  28. 29. Performance: Consolidation and Northward Expansion (2)‏ <ul><ul><li>1898: Tanganyika Concessions Limited </li></ul></ul><ul><ul><li>1900: Katanga Concession </li></ul></ul><ul><ul><li>Out with the old, in with the new </li></ul></ul><ul><li>“ So far as Clarks Consolidated, the Z.E. Co and the Bulawayo Syndicate are concerned, I am coming to look at them [...] as likely to turn out failures. [I]t seems doubtful whether the investing public will again give us the opportunity of selling large blocks of unproved claims”. </li></ul><ul><ul><li>“ The [ZEC] directors seem extraordinarily anxious to acquire as large an interest as possible in the Tanganyika, and it makes one suspicious that they are not very hopeful of their own unaided possibilities” </li></ul></ul>
  29. 30. Performance: Consolidation and Northward Expansion (3)‏
  30. 31. The Robert Williams Group and the South African mining frontier <ul><li>Business is business </li></ul><ul><li>Boom and bust: regional economic dynamics </li></ul><ul><li>Future in Katanga </li></ul><ul><ul><li>Institutional aspects and business model </li></ul></ul><ul><ul><li>Know-how </li></ul></ul><ul><ul><li>Capital: mixed blessings of London market </li></ul></ul>
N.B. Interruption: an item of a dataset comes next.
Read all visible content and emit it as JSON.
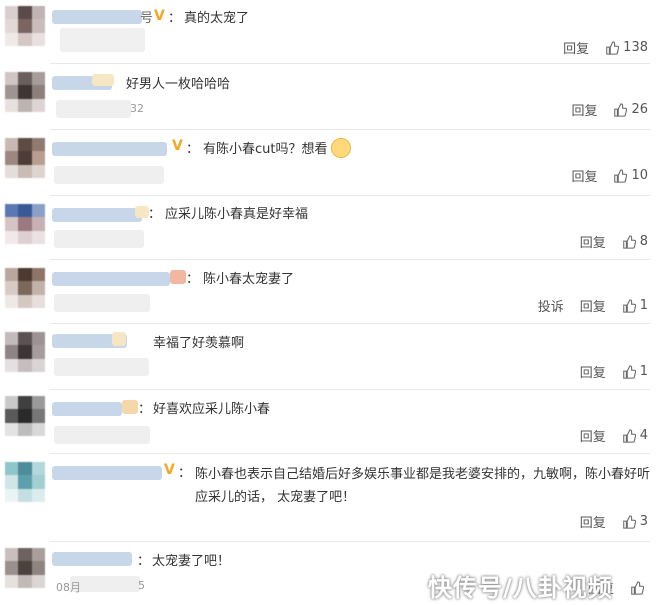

  31. 32. 6. Wider Relevance <ul><li>Impact on South and Central Africa </li></ul><ul><li>Globalisation and fragmentation </li></ul><ul><li>Business and Imperialism </li></ul><ul><li>Shifts in global mining </li></ul><ul><li>Gentlemanly capitalism </li></ul><ul><li>Networks and information flows </li></ul><ul><li>Cosmopolitan elites: culture and ideas </li></ul>